When we built our house in the country (now quickly becoming citified!), we were surrounded by eastern redcedar junipers. I’ve had design help twice at the Sperry home landscape.
The first time I reached out for assistance was for the driveway, as I mentioned earlier here, and the other was for the configuration of our deck. (Shout out to Kim Andersen, then of Andersen’s Greenery.) Native redcedars (Juniperus virginiana) zigzagged their way up near our house creating a dramatic and beautiful enclosure just 10 feet out from our windows. We were almost living with nature as we looked directly into the woods.
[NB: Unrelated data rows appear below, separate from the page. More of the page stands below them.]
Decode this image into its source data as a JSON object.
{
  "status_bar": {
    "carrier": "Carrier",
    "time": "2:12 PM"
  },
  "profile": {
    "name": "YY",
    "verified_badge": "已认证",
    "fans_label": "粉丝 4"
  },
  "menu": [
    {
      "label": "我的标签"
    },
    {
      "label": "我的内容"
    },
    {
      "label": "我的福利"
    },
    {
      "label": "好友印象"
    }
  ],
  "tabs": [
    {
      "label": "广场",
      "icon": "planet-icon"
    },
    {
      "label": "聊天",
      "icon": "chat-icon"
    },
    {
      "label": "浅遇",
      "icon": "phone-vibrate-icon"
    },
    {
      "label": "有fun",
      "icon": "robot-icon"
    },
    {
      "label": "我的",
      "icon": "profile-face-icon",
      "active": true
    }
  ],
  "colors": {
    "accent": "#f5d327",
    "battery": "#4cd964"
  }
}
But as the redcedars grew thin and lanky because of the shade of the pecans, it became obvious that we needed to take them down. That took away our intimacy with nature, and it took away our privacy with the neighborhood. There are families just beyond the ridge at the top of the hill.
I set out to clear the brush and the briars that had been obscured by the redcedars. Using the same outline of the original deck, we twice replaced it with new, fresh materials – most recently with a more permanent manmade surface from Future Outdoors of Midlothian so that carpenter bees could no longer be our enemies.
I laid 150 feet of walkway using 110-year-old street paving bricks from a North Texas city that sold them to me during a major utility upgrade. You can see a short part of that walk middle-right of my photo. Just above that walk and slightly to the right, obscured by the shadows with just two little tan tabs sticking out into the sunlight – you guessed it, two more of my chimney pots.
Among a few other species of shrubs, you’re also looking at more than 15 varieties of hollies. And that’s mondograss as the groundcover and what remains of a prior groundcover, Persian ivy that’s climbing the trunks. We keep it trimmed back to 15 or 16 feet every winter.
Across the creek you can see the rye that resulted from planting 100 pounds of seed in mid-October. We watered it one time and only one time. I offer that as evidence that having ryegrass doesn’t mean that you’ll waste water in winter. I hope cities that ban it will take that into consideration. If that grass hadn’t been there we would have lost massive amounts of topsoil to erosion during the fall rains.
And my final note from this photo. Across the creek and in the distance you see a blur of evergreen trees. Those are the redcedars that I planted 22 years ago to give us the much-needed privacy. I bought knee-high seedlings from a neighboring farmer who wanted to get rid of them. I paid him a dollar a tree – and he thought I was crazy. But by buying those small trees, I had privacy within about three years. I planted them somewhat along our property’s boundary, but I zigzagged them erratically on 18- to 22-foot spacings so they would look natural. We carried water to them weekly for their first two summers, and they’ve been on their own ever since. I’ve seen so many people try to buy large specimens only to have them turn brown and die. This species transplants easily while the trees are young, yet they’re very difficult once they’re 6 or 8 feet tall or taller. You can’t tell it from this distance, but these trees are now 20 to 25 feet tall and beautiful.
Note: The only thing missing in this photo is our bird feeders. That’s my goal for next week. We got three of them cleaned up and ready, and I’m planning my supply trip to Wild Birds Unlimited. I just need to get them hung. They’ll be fun for the grandkids and me the rest of the winter.